However, at least a portion of the blame must be placed at the feet of the safeties.

Defensive back’s coach Todd Bowles — who was then promoted to defensive coordinator to take Castillo’s place — did his best to help the unit by changing up the coverages so that the safeties did not have run-first responsibilities on the same play that they had deep coverage responsibilities (via Iggles Blog).  But his promotion seemed only to further confuse the situation — he ended up being party to a dismal 4-12 season that saw Reid’s tenure end after 14 years and Kelly arrive triumphantly into the eye of the Philadelphia sports storm.

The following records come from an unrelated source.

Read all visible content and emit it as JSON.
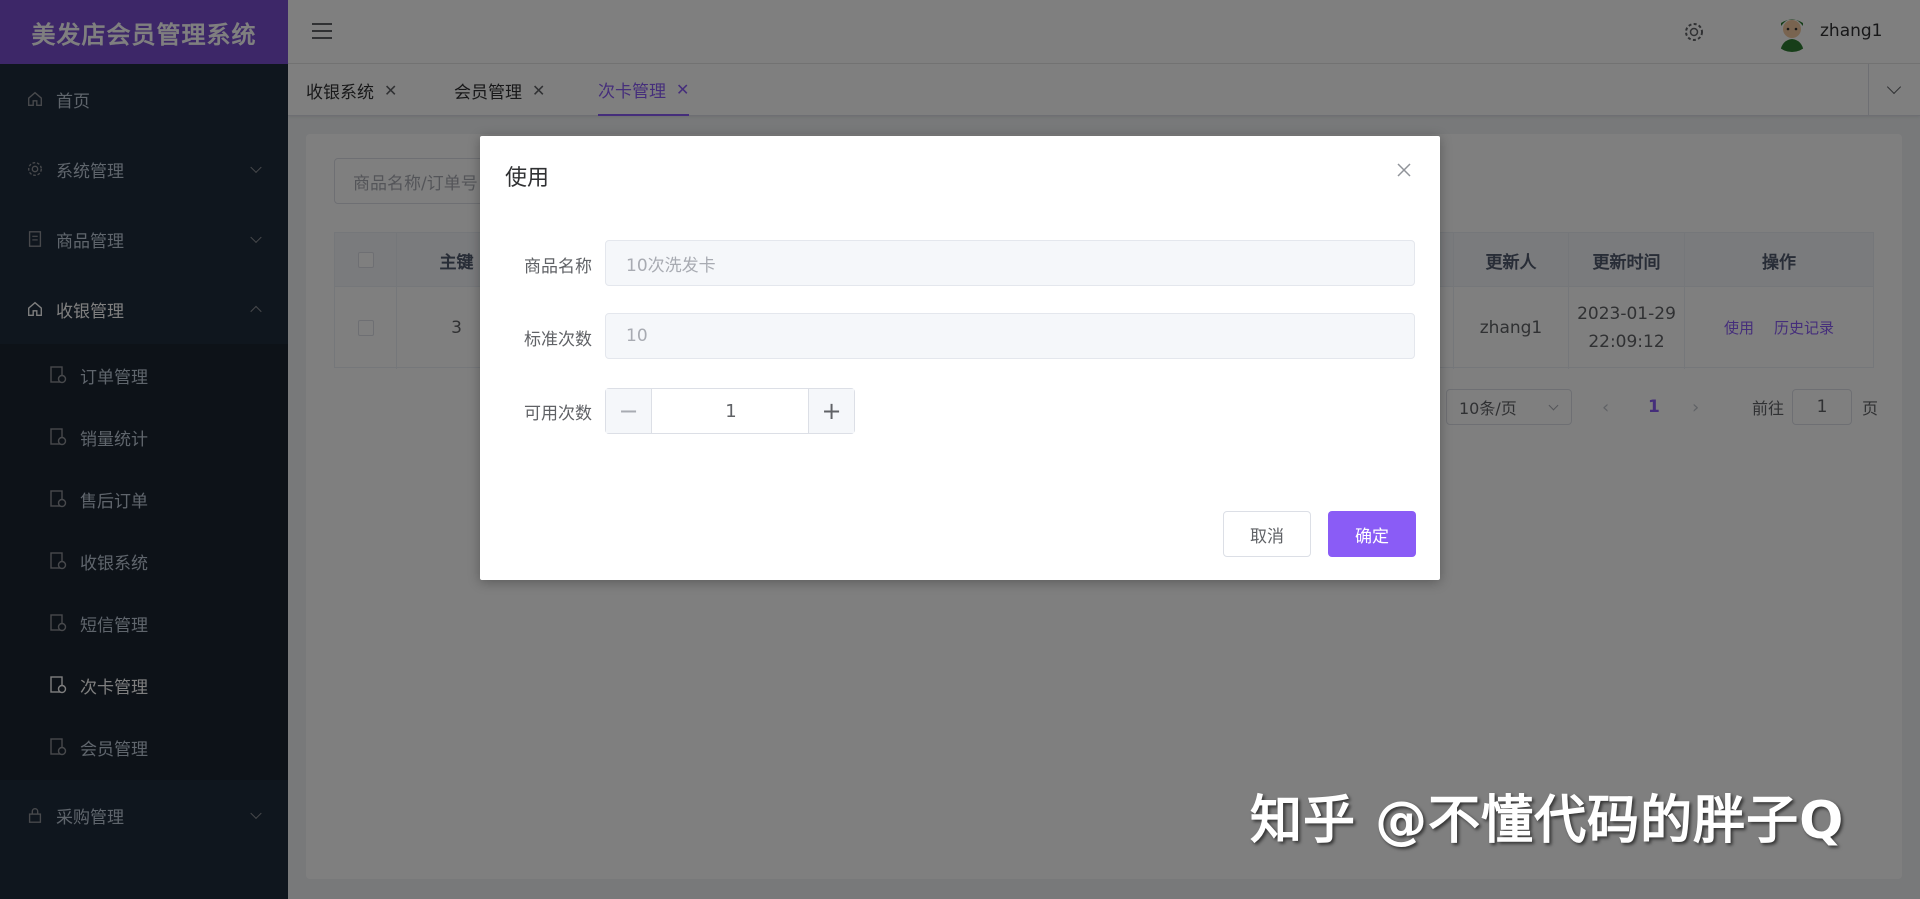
{
  "app": {
    "title": "美发店会员管理系统"
  },
  "sidebar": {
    "items": [
      {
        "label": "首页",
        "icon": "home-icon"
      },
      {
        "label": "系统管理",
        "icon": "gear-icon"
      },
      {
        "label": "商品管理",
        "icon": "document-icon"
      },
      {
        "label": "收银管理",
        "icon": "home-icon"
      }
    ],
    "subitems": [
      {
        "label": "订单管理"
      },
      {
        "label": "销量统计"
      },
      {
        "label": "售后订单"
      },
      {
        "label": "收银系统"
      },
      {
        "label": "短信管理"
      },
      {
        "label": "次卡管理"
      },
      {
        "label": "会员管理"
      }
    ],
    "last_item": {
      "label": "采购管理",
      "icon": "lock-icon"
    }
  },
  "header": {
    "username": "zhang1"
  },
  "tabs": [
    {
      "label": "收银系统"
    },
    {
      "label": "会员管理"
    },
    {
      "label": "次卡管理"
    }
  ],
  "main": {
    "search": {
      "placeholder": "商品名称/订单号"
    },
    "table": {
      "headers": [
        "主键",
        "更新人",
        "更新时间",
        "操作"
      ],
      "row": {
        "id": "3",
        "updater": "zhang1",
        "update_date": "2023-01-29",
        "update_time": "22:09:12",
        "actions": [
          "使用",
          "历史记录"
        ]
      }
    },
    "pagination": {
      "page_size": "10条/页",
      "current_page": "1",
      "goto_label": "前往",
      "goto_value": "1",
      "page_suffix": "页"
    }
  },
  "dialog": {
    "title": "使用",
    "fields": {
      "product_name_label": "商品名称",
      "product_name_value": "10次洗发卡",
      "standard_count_label": "标准次数",
      "standard_count_value": "10",
      "available_count_label": "可用次数",
      "available_count_value": "1"
    },
    "cancel_label": "取消",
    "ok_label": "确定"
  },
  "watermark": "知乎 @不懂代码的胖子Q",
  "colors": {
    "accent": "#8a5cf6",
    "sidebar": "#1f2d3d",
    "logo": "#7b4fd1"
  }
}
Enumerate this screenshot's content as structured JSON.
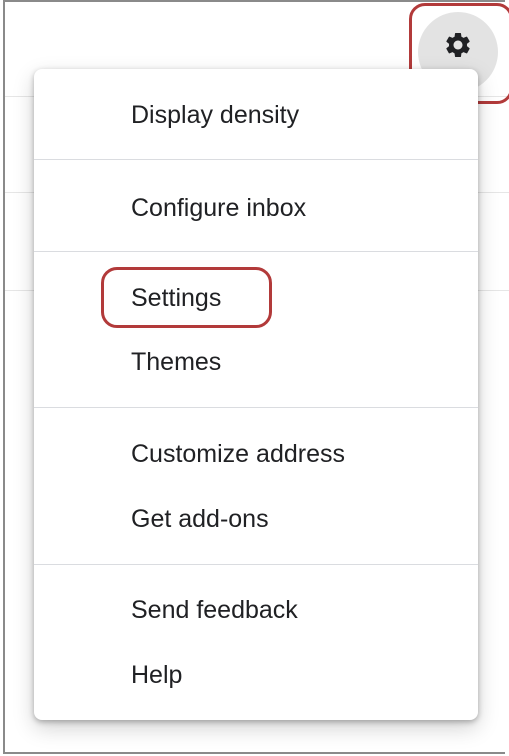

In an effort to shore up the safety position, Howie Roseman and the front office used every option at their disposal.  Free agency was busy as they brought in former Patriot and second round draft choice Patrick Chung, and former Super Bowl winning Giant, safety Kenny Philips.  Let’s get this straight right off the bat, since I’ve seen some chatter to the contrary — anything the Eagles are able to get out of Philips is pure gravy.  He’s got a degenerative knee issue that was bad enough for the Giants to overlook his immense talent and first round pedigree and let him walk for nothing.

He’s here on a one-year deal with no guaranteed money, which is basically like the Eagles saying, “Show us you’re healthy enough to continue to play in this league”.  So don’t pin your hopes on Philips.  In fact, there have already been reports of him taking rest days for his knees in OTAs.  Bottom line?  He’s got a better chance of not making the team at all than he does of being the opening day starter.

Chung, on the other hand, very well could be your starting strong safety.  He’s a fairly athletic player with strong character that has displayed leadership already in his short time with the team.  He’s not afraid to stick his nose in on running plays and is a good, if not great, pass defender.  The problem is that Bill Belichick is not prone to giving up on quality players, especially those who are only 25 and are still talented and capable, even if they are injury prone (Chung has missed 12 games in the last two years).  Time will tell but Chung could be a steal and a long time starter for the team, or he could fizzle and continue showing the battered confidence he left New England with.

In the draft, the team brought in the uber-athletic Earl Wolff.  This years draft crop of safeties looked mighty deep, so Howie and Chip plumbed those depths, selecting the former NC State standout in Round 5, a player who they later claimed to have considered picking in Round 4.  Post-draft, this pick seemed to get a lot of positive reviews.  He was a team captain and he claims Brian Dawkins as his idol.

Hear that?  That’s the sound of music playing in the ears of Eagles fans who have been desperate for quality safety play since Dawk and to a lesser extent, Quintin Mikell, left the fold.

Meanwhile, a few familiar faces have remained.  Colt Anderson was resigned to a one-year deal, and Kurt Coleman and David Sims have stuck around as well.  But, barring major injuries or upsets, none of these players will be a starter.  Anderson and Coleman are a fantastic set of back-up safeties that excel on special teams and take their roles very seriously.

Sims is a young journeyman with an admirable background story who arguably played fairly well in his one start last season in New Orleans.  I think he should get more of a chance to show what he’s got, but he’s limited athletically and is far from a player the team should count on.

Nate Allen on the other hand is a holdover who some thought might very well be gone depending on how free agency and the draft shook out.  I think Nate is a very talented player and because of injury deserves a further shot to show whether or not he has the instincts and recognition skills to be a player in this league.  Much like Brandon Graham, before getting injured his rookie year he was performing at a very high level.

But, he’s also flawed and hasn’t been able to regain that early form and at some point draft status and potential stop being enough to keep even the most talented players around.  With a new coaching staff and new scheme in place he’s got a clean slate and a fresh chance to show that he deserves to be a starting safety in this league.

So, there you have it.  Options abound at the safety position for the Eagles, though none of them are particularly appealing.  So far, Chung and Allen have been getting the majority of reps in minicamp and OTAs, but if Chip is to be believed, it really is a free for all at the moment, with the team — and more specifically new defensive coordinator Bill Davis — no doubt hoping that one or two players will eventually establish themselves.

My humble opinion is that Phillips will not make the team and Allen and Chung will be the starters.  Coleman and Anderson will be the main backups, playing predominantly on special teams while filling in for some starts here and there. Wolff will work his way into the rotation as the season progresses, especially in the red zone where Bill Davis will run some three-safety sets.